Number of Victims Breached Via MOVEit Zero-Day Keeps ClimbingVictim Count Is 378 Organizations, 20 Million Individuals - and It's Likely to Rise
How bad is the breach of the MOVEit zero-day to businesses, government agencies and their customers? The short answer is that the known fallout from the Clop ransomware group attack already looks bad and keeps getting worse as ongoing investigations add to the victim count of 20 million people.
The Clop - aka Cl0p - ransomware group has claimed credit for attacks targeting Progress Software's widely used MOVEit file transfer software. The group targeted a zero-day vulnerability in the software, allowing it to access the software and steal data. Most of the attacks appear to have occurred on May 30 and May 31.
Progress patched the zero-day vulnerability on May 31, blocking further exploits. Before then, Clop had successfully stolen data from an as-yet-unknown number of organizations, affecting an unknown number of individuals.
As of Tuesday, security firm Emsisoft's count stood at about 378 organizations known to be affected, with personal data for 20 million individuals known to have been exposed. Fewer than 10% of breached organizations have quantified how many individuals' personal details were stolen.
While Clop has previously launched ransomware attacks, its MOVEit campaign appears to only involve data exfiltration.
Clop has been posting additional victims to its data leak site on a daily basis, typically in batches of 10. When an organization gets posted to Clop's site, it typically means the victim declined to pay a ransom. How many organizations did pay a ransom to avoid seeing their name get listed - and for a promise their stolen data would be deleted - remains unknown.
Recently listed victims include manufacturer ITT, Allegiant Air and American Airlines, Ireland's Commission for Communications Regulation, cosmetics giant Estée Lauder, communications equipment manufacturer Sierra Wireless, software firms Bluefin Payment Systems and Ventiv Technology, and TJX Companies, which runs T.J. Maxx, Marshalls and other stores.
British media regulator Ofcom has also been listed on Clop's site. The regulator disclosed last month that MOVEit hackers had stolen "a limited amount of information about certain companies we regulate - some of it confidential" - along with the personal data of 412 employees.
Clop claims to have deleted any information it stole that pertains to government agencies. "If you are a government, city or police service do not worry, we erased all your data," the group claims on its data leak site. "You do not need to contact us. We have no interest to expose such information."

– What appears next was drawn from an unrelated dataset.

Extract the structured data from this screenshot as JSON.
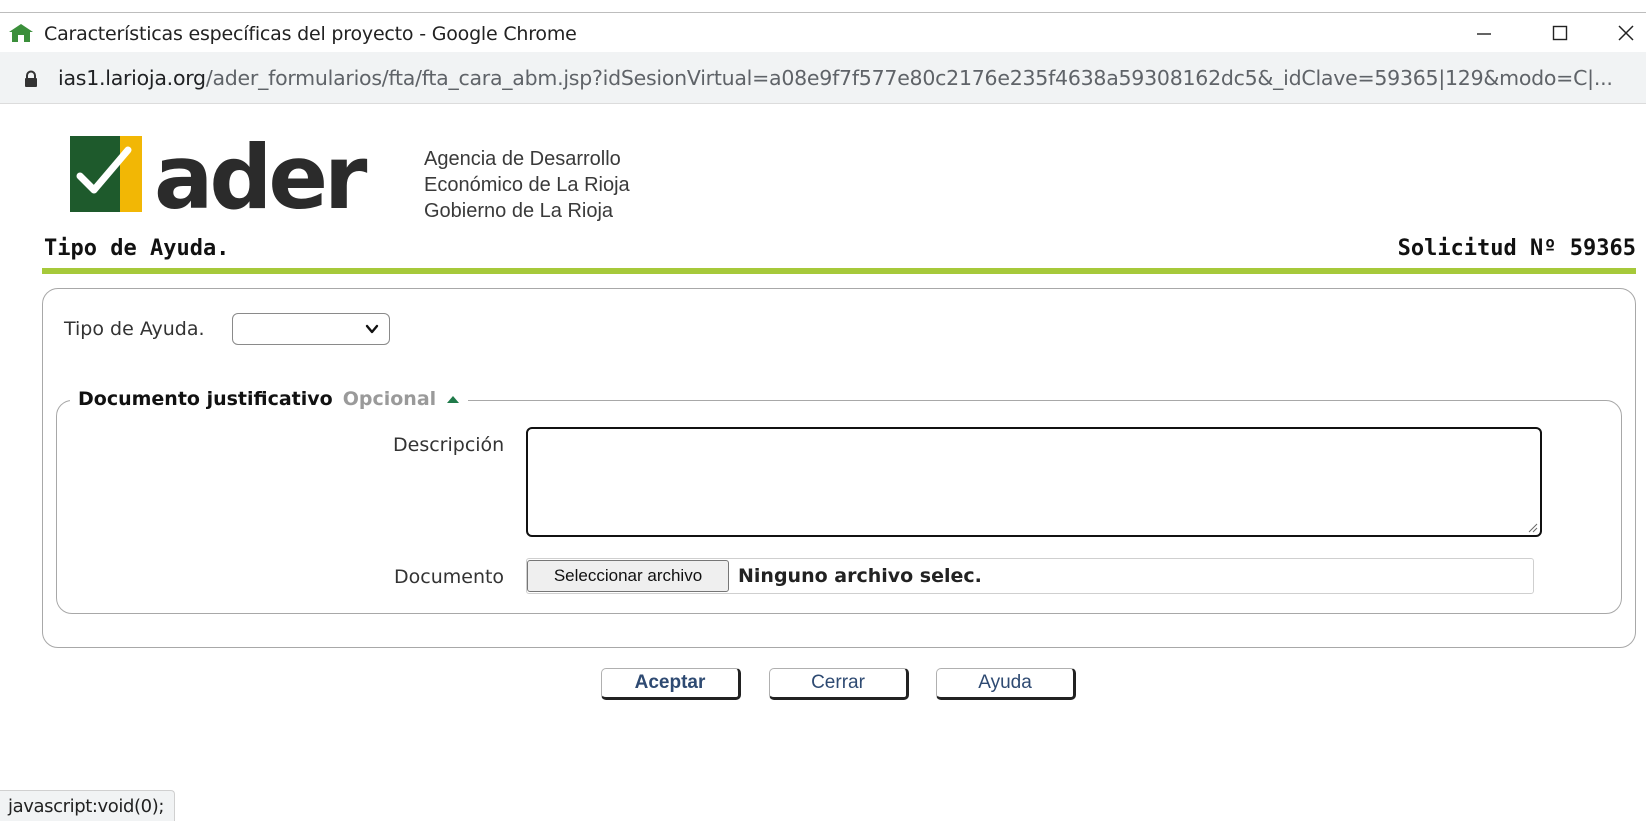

Other recently disclosed victims include the universities of Alaska, Colorado, Dayton, Delaware, Georgia, Idaho, Illinois, Loyola, Missouri, Oklahoma, Rochester, Southern Illinois, Temple, Utah, Wake Forest, Washington State, Webster and Worcester State, based on breach reports tracked by cybersecurity research firm KonBriefing.
Vitality Group International, which offers a well-being platform, issued a breach update Monday saying it has informed about 2,800 individuals that their name or another personal identifier was exposed, along with their Social Security number. The company said it is offering 24 months of Experian credit monitoring and identity theft protection services to all affected individuals.
Victim Count Keeps Climbing
Expect the number of affected organizations and individuals to keep rising, as organizations' MOVEit investigations continue.
Breach probes by multiple service providers are underway and will likely lead to more knock-on breach reports from their customers. Such investigations appear to remain underway at National Student Clearinghouse, which works with 3,600 colleges and universities - at least some of which have reported that they're still waiting to hear if they were affected by NSC's MOVEit breach.
Investigations also are underway at Teachers Insurance and Annuity Association and population management firm PBI Research Services, which works with numerous financial services firms.
PBI customers that have confirmed their data was breached include Fidelity, Genworth Financial and the California Public Employees' Retirement System, which manages the largest public pension fund in the U.S., among others.
On Friday, PBI alerted the U.S. Department of Health and Human Services to a breach involving about 1.2 million individuals. This may be the same data breach disclosed Monday by financial services firm Milliman Solutions, which reported that individuals' Social Security numbers had been stolen.
Milliman Solutions said PBI is working with Kroll to "provide credit monitoring, fraud consultation, and identity theft restoration services" to all affected individuals for 12 months.